In the following days, other study abroad programs in Italy had difficulty getting their students booked on flights back home due to huge spikes in booking requests. Armstrong said Auburn’s program was ahead of the curve because of its foresight to require students to report their weekend and midterm break travel plans. This made it easier for the staff to track, contact and communicate with students as the COVID-19 situation unfolded. After a two-week spring break to finish self-isolation guidelines, JSB students moved to a remote learning model at home in the U.S., affectionately named “When Not in Rome.” Armstrong worked with vendors and guest lecturers and adjusted the curriculum so that it could be completed under their new circumstances. The Interlinea staff was instrumental in this transition, with several members going the extra mile to convey Italy’s rich culture remotely.

Bracalente spent hours reviewing different videos to give students a sense of historic sites they didn’t get to visit. Maurizio Antonini and Roberta Londi recorded lectures on Italian culture and food history. And Mary Lou Gray, Maurizio’s 85-year-old mother and the students’ Italian cooking teacher, put together instructional cooking videos so the students could do a cooking class at home. Armstrong said this was a favorite project for students, who were able to share an authentic Italian meal with their families.

“Overall, the ‘When Not in Rome’ learning model turned out better than we could have expected. Students still completed major projects and presentations, but video recorded them, then they were shared with the other students and staff for live Q&A sessions,” Armstrong said. “The students did a great job of leading discussions and asking questions about what they had learned and diving deeper into each given topic.” This summer, the JSB program faculty and staff will work on expansion plans, review program feedback, update policies, procedures and the website, connect with alumni and prepare for online study abroad fairs. Armstrong said the goal is to help an even greater number of students experience a safe, healthy and rewarding semester abroad through JSB.

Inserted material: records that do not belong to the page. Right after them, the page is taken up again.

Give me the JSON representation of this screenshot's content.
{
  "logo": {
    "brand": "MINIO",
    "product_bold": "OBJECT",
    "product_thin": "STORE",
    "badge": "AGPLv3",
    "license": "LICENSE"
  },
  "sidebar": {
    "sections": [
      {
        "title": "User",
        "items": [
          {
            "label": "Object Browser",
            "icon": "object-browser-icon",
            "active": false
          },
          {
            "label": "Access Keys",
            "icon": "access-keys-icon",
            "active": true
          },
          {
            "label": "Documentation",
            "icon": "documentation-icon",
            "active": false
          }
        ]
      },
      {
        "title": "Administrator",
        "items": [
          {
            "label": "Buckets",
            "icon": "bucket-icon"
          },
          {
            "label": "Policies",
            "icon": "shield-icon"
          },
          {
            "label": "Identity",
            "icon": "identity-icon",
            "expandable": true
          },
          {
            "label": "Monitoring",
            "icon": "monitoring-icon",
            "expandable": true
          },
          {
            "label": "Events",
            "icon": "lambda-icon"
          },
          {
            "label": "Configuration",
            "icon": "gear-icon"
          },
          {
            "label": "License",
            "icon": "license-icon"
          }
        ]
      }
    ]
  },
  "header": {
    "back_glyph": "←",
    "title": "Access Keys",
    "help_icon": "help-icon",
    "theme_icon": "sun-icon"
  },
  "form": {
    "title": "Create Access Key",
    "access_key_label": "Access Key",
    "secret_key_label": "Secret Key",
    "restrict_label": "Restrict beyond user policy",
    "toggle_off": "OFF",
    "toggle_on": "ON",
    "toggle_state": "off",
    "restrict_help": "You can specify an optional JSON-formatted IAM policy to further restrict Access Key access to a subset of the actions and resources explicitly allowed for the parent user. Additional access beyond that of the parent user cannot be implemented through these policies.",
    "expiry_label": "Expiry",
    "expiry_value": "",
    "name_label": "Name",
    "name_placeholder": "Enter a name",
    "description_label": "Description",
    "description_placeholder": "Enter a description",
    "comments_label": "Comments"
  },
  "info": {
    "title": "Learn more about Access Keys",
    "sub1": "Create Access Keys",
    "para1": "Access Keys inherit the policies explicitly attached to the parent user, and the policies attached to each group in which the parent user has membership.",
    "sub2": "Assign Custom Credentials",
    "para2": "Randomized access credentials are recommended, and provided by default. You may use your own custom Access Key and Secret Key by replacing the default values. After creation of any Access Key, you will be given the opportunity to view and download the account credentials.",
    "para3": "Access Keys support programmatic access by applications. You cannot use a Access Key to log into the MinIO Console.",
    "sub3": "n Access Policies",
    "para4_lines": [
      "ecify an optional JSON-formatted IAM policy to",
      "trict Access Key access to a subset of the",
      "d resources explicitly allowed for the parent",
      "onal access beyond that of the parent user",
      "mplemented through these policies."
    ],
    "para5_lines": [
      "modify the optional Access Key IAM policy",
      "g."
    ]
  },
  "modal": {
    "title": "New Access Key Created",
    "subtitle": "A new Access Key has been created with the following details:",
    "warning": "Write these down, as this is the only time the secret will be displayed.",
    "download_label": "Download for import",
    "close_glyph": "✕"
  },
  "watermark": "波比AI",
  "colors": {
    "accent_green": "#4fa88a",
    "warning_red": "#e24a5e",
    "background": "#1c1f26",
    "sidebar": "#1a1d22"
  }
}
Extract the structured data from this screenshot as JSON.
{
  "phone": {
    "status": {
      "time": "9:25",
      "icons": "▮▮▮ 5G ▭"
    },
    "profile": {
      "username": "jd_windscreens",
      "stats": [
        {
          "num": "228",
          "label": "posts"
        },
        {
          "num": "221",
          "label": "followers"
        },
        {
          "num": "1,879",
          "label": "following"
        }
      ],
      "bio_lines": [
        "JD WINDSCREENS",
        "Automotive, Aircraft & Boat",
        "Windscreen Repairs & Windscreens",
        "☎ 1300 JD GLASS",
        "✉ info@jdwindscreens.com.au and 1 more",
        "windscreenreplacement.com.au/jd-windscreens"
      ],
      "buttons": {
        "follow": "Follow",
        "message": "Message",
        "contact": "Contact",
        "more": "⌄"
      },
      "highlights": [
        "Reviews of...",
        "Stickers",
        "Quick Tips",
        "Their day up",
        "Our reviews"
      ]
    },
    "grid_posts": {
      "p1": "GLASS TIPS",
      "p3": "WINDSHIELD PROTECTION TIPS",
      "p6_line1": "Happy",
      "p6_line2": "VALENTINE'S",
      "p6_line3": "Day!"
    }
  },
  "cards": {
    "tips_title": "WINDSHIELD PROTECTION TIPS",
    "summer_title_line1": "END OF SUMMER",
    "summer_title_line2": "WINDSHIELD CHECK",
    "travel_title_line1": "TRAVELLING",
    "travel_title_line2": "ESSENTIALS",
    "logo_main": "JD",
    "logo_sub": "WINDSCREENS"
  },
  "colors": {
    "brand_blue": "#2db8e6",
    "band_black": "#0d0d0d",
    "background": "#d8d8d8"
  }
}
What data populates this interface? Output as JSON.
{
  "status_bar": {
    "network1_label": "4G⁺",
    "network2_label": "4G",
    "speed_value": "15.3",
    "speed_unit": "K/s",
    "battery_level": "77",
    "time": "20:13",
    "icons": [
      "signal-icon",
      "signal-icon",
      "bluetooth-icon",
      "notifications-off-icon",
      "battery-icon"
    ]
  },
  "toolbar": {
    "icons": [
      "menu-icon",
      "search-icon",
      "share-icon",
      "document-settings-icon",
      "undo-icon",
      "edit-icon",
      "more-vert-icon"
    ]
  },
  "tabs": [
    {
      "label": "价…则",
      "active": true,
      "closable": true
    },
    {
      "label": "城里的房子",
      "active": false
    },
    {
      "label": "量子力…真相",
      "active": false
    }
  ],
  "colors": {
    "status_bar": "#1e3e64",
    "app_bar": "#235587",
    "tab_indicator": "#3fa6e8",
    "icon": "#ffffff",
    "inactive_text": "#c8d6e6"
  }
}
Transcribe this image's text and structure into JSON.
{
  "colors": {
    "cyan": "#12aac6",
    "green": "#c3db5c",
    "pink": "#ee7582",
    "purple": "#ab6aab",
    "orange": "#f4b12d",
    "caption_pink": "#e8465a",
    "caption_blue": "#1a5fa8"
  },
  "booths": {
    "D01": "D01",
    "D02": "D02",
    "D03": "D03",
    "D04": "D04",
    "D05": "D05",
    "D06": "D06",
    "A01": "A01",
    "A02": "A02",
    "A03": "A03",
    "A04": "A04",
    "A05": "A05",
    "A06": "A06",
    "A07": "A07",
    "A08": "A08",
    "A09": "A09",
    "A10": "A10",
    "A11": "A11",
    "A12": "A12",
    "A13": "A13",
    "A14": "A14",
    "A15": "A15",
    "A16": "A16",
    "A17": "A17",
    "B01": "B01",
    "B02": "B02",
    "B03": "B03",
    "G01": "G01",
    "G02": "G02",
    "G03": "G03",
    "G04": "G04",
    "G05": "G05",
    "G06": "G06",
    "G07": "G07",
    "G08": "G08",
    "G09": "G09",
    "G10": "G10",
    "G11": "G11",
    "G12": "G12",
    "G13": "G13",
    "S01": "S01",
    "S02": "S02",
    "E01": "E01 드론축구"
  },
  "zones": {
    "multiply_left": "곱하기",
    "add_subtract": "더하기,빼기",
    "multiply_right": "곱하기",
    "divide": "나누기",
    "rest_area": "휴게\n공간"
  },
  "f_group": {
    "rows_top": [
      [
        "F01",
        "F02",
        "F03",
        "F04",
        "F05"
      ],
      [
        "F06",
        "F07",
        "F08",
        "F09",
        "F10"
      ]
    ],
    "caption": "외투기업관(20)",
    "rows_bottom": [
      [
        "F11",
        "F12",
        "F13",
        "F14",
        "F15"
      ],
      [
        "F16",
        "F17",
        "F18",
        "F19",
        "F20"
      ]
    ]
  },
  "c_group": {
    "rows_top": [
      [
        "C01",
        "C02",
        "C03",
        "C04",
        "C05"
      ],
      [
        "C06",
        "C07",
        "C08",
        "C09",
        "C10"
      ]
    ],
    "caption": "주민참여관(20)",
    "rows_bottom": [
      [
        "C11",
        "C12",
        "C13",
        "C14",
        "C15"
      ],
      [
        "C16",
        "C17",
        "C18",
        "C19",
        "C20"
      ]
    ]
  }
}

“There will always be a ‘pre-pandemic’ and ‘post-pandemic’ program. Although we will do everything we can to keep our program traditions alive, this event, more than any other, has impressed upon us all just how interconnected globalization has made us,” Armstrong said. “Seeing the wildlife return to the waters outside Venice and Rome also reminds us of the impact heavy tourist traffic was having in these areas. This gives us something more to consider as we aim to orient ourselves as a sustainable program. Our leadership team will continue to work to decrease our environmental impact as we optimize student experiences.”

The JSB staff were sad to see the students go, but knew they did the right thing to keep everyone safe. Even though students were devastated, they’ve shown an impressive amount of initiative and heart for their work, even under nonideal circumstances.

For close to two months, Italy was under one of the most restrictive lockdown protocols in the world. Individuals were only allowed to leave the house for groceries or medical care with a self-certification permit. Exceptions including takeout food, hardware stores and going for walks were not permitted.

Now, two and a half months later, after a successful experiment of opening bookstores and baby clothing shops, Italians can get take-away coffee and enjoy outdoor exercise. In the coming weeks, most shops will open with strict requirements to wear masks indoors and on public transportation. Still, Armstrong is optimistic. Her apartment overlooks the Mediterranean Sea, she takes her coffee on the patio and there is still plenty of toilet paper on the shelves. And she knows that when the pandemic has subsided, Italy will be waiting for Auburn students to return.

“There is nothing quite like watching someone’s face light up as they see the Colosseum for the first time,” Armstrong said. “I can’t wait to welcome students back so we can share the excitement of these discoveries again!”

For more information on the Joseph S. Bruno Auburn Abroad in Italy program, visit here.